The Editor's Desk
Byline: Mark Whitaker When he was growing up in the 1970s, national correspondent Daniel McGinn watched lots of television--most of it decidedly noneducational. Meanwhile his wife, Amy, was allowed to watch only "Sesame Street" and other programs...
The Eminem Story: The Rapper Delivers a Stunning Acting Debut in '8 Mile'R
Byline: David Ansen Fans of Eminem can be forgiven if they think they are watching his own story unfold in "8 Mile." Like Eminem, Jimmy Smith Jr., a.k.a. Rabbit, is a young, angry white rapper trying to make a name for himself in a black world....
The Virtual Aisle Tries Again Online: E-Commerce: Buying Groceries with the Click of a Mouse Was a Dot-Com Business Model That Failed. Now Two Old-Time Retailers Are Giving It Another Try
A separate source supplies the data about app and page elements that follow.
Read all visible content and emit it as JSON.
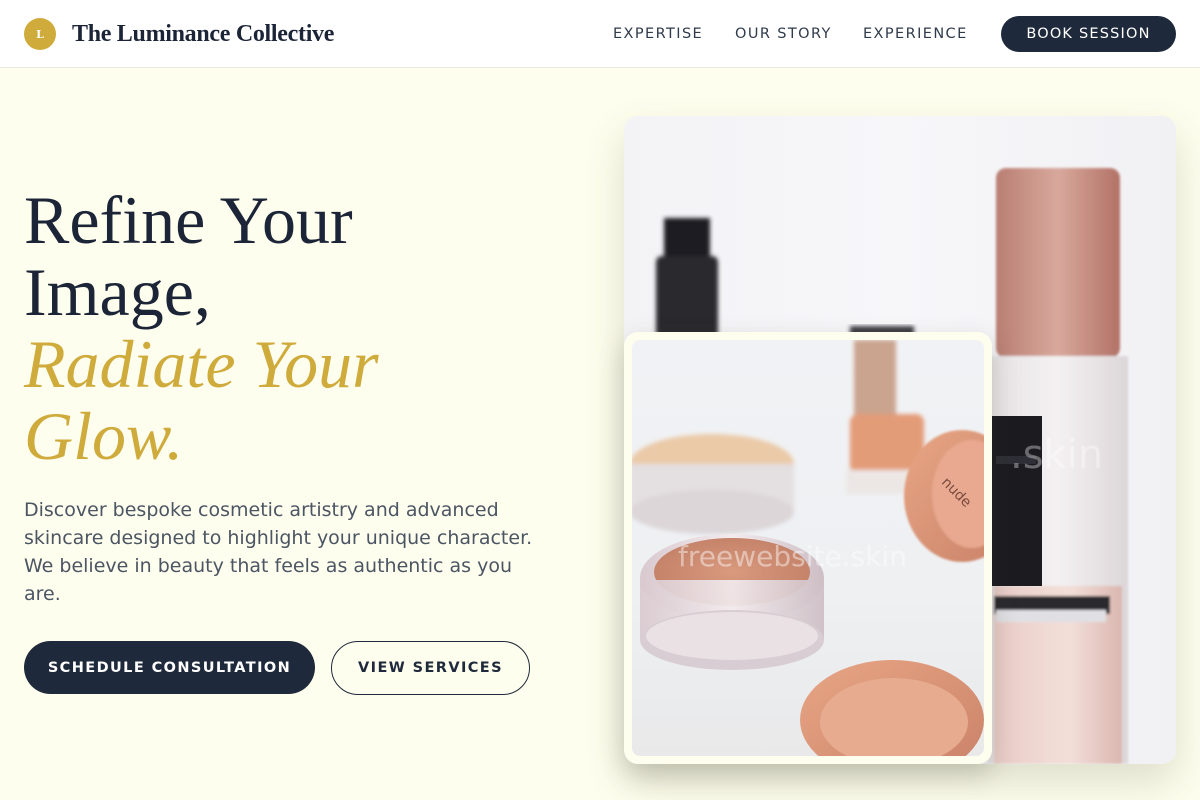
{
  "brand": {
    "logo_letter": "L",
    "name": "The Luminance Collective",
    "accent_color": "#cfab3c"
  },
  "nav": {
    "items": [
      {
        "label": "EXPERTISE"
      },
      {
        "label": "OUR STORY"
      },
      {
        "label": "EXPERIENCE"
      }
    ],
    "cta_label": "BOOK SESSION"
  },
  "hero": {
    "title_line1": "Refine Your",
    "title_line2": "Image,",
    "title_accent_line1": "Radiate Your",
    "title_accent_line2": "Glow.",
    "description": "Discover bespoke cosmetic artistry and advanced skincare designed to highlight your unique character. We believe in beauty that feels as authentic as you are.",
    "primary_button": "SCHEDULE CONSULTATION",
    "secondary_button": "VIEW SERVICES"
  },
  "images": {
    "main_watermark": ".skin",
    "inset_watermark": "freewebsite.skin",
    "inset_brand_lid": "nude"
  },
  "colors": {
    "navy": "#1e293b",
    "gold": "#cfab3c",
    "background": "#fefeee"
  }
}
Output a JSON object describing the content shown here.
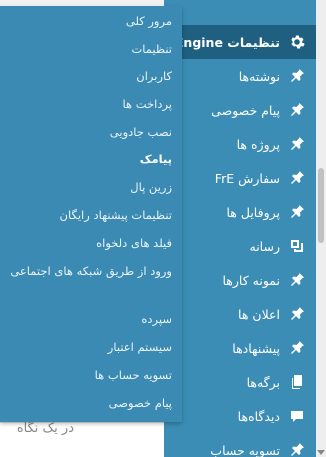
{
  "admin_menu": {
    "items": [
      {
        "label": "تنظیمات Engine",
        "icon": "gear-icon",
        "active": true
      },
      {
        "label": "نوشته‌ها",
        "icon": "pin-icon"
      },
      {
        "label": "پیام خصوصی",
        "icon": "pin-icon"
      },
      {
        "label": "پروژه ها",
        "icon": "pin-icon"
      },
      {
        "label": "سفارش FrE",
        "icon": "pin-icon"
      },
      {
        "label": "پروفایل ها",
        "icon": "pin-icon"
      },
      {
        "label": "رسانه",
        "icon": "media-icon"
      },
      {
        "label": "نمونه کارها",
        "icon": "pin-icon"
      },
      {
        "label": "اعلان ها",
        "icon": "pin-icon"
      },
      {
        "label": "پیشنهادها",
        "icon": "pin-icon"
      },
      {
        "label": "برگه‌ها",
        "icon": "pages-icon"
      },
      {
        "label": "دیدگاه‌ها",
        "icon": "comments-icon"
      },
      {
        "label": "تسویه حساب",
        "icon": "pin-icon"
      }
    ]
  },
  "submenu": {
    "items": [
      {
        "label": "مرور کلی"
      },
      {
        "label": "تنظیمات"
      },
      {
        "label": "کاربران"
      },
      {
        "label": "پرداخت ها"
      },
      {
        "label": "نصب جادویی"
      },
      {
        "label": "پیامک",
        "current": true
      },
      {
        "label": "زرین پال"
      },
      {
        "label": "تنظیمات پیشنهاد رایگان"
      },
      {
        "label": "فیلد های دلخواه"
      },
      {
        "label": "ورود از طریق شبکه های اجتماعی"
      },
      {
        "label": "سپرده"
      },
      {
        "label": "سیستم اعتبار"
      },
      {
        "label": "تسویه حساب ها"
      },
      {
        "label": "پیام خصوصی"
      }
    ]
  },
  "page_under": {
    "text": "در یک نگاه"
  },
  "colors": {
    "menu_bg": "#3b8db5",
    "active_bg": "#1f5f80",
    "submenu_bg": "#3a8ab3"
  }
}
Byline: Karen Breslau Adrianna Donat remembers the day that Webvan died. The Oakland, Calif., resident had just come home from the hospital with her newborn son in July 2001, expecting to find her familiar green Webvan container of fresh groceries....
Tough Guy, Tough Talk: Over the Years He's Been Called a CIA Agent and a Communist. Brazilians Have Decided to Give Him the Title Mr. President
Byline: Lally Weymouth Luiz Inacio (Lula) da Silva, 57, was born into extreme poverty and never got past elementary school. Last week he was elected president of Brazil. After losing three previous bids for the presidency, this time he downplayed...
What Freud Got Right: His Theories, Long Discredited, Are Finding Support from Neurologists Using Modern Brain Imaging
Byline: Fred Guterl Sigmund Freud has been out of the scientific mainstream for so long, it's easy to forget that in the early-20th century he was regarded as a towering man of science--not, as he is remembered today, as the founder of the marginalized...
Why We Tuned Out: When Jazzy Was 1 Year Old, Her Babysitter Asked If TV Was OK. We Thought about It, and We Said, 'No.'
Byline: Karen Springen What's your favorite TV show?" our girls' beloved ballet instructor asked each pint-size dancer in her class. Our oldest daughter, Jazzy, didn't know how to answer. She shrugged. Her moment of awkwardness results from a decision...
Yes, That's Right, It's A Seeing-Eye Horse: Cuddles Gave Me Back My Independence and, More Important, a Reason to Talk to People
Byline: Dan Shaw When I was 17, a routine visit to the doctor changed my life. My doctor told me I had retinitis pigmentosa, an incurable eye disease that would render me completely blind by the time I reached middle age. Every year thereafter,...